Dataset rows for apps and sites:
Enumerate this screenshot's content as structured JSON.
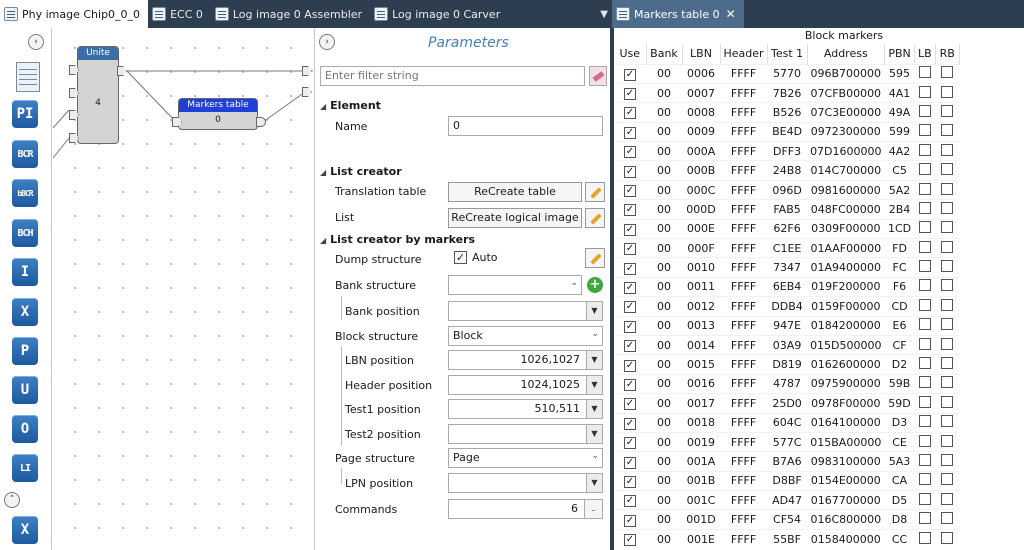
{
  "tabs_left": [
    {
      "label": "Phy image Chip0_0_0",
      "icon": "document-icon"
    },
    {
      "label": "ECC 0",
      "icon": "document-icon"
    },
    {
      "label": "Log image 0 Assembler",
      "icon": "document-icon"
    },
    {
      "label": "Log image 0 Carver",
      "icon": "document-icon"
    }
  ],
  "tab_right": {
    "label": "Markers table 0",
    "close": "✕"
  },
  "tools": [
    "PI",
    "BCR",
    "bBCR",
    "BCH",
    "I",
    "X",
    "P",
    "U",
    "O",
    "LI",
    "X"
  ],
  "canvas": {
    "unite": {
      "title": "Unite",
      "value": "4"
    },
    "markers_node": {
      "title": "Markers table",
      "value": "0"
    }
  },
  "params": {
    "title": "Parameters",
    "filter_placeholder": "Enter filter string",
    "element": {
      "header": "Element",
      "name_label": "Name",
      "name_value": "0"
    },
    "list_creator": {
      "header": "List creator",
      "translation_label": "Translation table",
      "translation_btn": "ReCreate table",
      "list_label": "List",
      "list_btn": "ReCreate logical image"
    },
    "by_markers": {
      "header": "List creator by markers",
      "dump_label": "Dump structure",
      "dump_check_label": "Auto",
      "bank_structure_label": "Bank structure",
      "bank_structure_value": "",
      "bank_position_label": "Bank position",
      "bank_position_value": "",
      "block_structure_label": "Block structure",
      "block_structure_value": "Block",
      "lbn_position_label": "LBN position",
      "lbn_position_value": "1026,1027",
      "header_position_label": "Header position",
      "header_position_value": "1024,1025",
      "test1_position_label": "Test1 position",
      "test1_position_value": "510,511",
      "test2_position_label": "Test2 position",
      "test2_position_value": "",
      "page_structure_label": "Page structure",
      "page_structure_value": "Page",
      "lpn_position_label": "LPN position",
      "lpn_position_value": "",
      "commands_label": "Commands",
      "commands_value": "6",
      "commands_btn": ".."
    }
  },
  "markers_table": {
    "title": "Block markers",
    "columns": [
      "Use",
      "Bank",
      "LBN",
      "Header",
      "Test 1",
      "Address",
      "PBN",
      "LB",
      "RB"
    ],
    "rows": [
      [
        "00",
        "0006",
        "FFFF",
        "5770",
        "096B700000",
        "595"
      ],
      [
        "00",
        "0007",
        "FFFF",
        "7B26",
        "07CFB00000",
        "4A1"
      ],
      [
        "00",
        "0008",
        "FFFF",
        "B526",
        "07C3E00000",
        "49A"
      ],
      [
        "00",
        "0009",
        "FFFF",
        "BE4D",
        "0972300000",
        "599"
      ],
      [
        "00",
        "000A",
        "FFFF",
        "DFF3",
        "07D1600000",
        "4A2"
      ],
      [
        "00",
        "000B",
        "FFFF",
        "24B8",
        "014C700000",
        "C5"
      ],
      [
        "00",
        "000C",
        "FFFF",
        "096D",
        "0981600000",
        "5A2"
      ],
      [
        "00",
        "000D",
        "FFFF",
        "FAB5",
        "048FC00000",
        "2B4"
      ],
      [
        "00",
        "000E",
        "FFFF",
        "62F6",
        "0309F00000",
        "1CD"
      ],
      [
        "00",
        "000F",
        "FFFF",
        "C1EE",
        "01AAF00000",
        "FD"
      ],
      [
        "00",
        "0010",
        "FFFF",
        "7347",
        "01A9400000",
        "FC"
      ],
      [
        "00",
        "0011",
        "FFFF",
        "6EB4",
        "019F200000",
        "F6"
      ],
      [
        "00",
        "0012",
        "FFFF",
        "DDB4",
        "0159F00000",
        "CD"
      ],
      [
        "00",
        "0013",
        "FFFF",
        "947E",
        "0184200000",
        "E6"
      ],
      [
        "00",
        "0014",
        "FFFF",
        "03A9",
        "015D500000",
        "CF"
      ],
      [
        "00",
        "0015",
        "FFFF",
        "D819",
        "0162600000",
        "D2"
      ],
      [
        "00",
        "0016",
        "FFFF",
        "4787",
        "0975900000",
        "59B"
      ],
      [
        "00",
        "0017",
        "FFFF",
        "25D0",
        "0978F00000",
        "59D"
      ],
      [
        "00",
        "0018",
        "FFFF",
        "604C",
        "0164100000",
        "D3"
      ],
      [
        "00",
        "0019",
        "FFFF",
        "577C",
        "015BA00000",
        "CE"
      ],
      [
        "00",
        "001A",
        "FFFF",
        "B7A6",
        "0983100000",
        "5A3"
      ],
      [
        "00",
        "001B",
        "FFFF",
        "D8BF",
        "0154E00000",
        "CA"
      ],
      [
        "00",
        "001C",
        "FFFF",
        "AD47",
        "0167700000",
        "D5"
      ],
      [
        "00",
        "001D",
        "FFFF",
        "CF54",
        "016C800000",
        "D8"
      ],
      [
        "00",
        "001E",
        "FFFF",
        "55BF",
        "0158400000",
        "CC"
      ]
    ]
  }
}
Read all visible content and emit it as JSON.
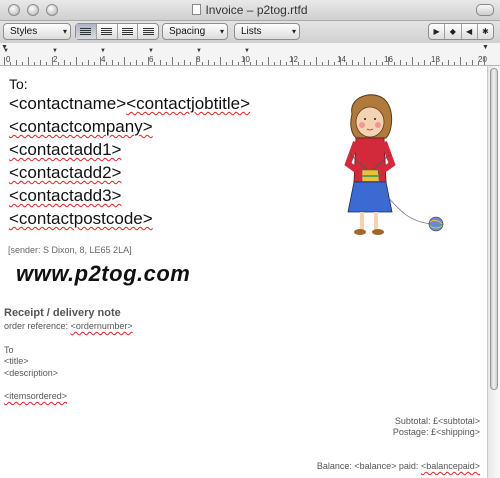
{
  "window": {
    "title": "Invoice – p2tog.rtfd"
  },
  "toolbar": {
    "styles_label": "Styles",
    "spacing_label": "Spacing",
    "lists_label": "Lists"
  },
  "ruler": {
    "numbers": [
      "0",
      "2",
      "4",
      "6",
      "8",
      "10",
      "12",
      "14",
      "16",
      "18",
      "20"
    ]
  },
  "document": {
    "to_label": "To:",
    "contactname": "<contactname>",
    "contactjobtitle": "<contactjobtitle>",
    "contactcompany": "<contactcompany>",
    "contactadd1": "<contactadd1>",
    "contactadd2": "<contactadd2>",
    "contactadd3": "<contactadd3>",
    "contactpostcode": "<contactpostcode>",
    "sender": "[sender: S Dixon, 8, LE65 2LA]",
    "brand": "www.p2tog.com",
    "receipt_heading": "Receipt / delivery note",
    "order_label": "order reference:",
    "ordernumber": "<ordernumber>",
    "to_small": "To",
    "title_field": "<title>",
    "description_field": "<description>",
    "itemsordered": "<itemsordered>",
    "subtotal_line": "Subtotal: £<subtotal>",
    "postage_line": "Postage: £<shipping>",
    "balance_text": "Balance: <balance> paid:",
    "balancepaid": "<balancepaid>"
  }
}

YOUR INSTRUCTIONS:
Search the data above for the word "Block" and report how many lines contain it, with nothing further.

ANSWER BELOW:
3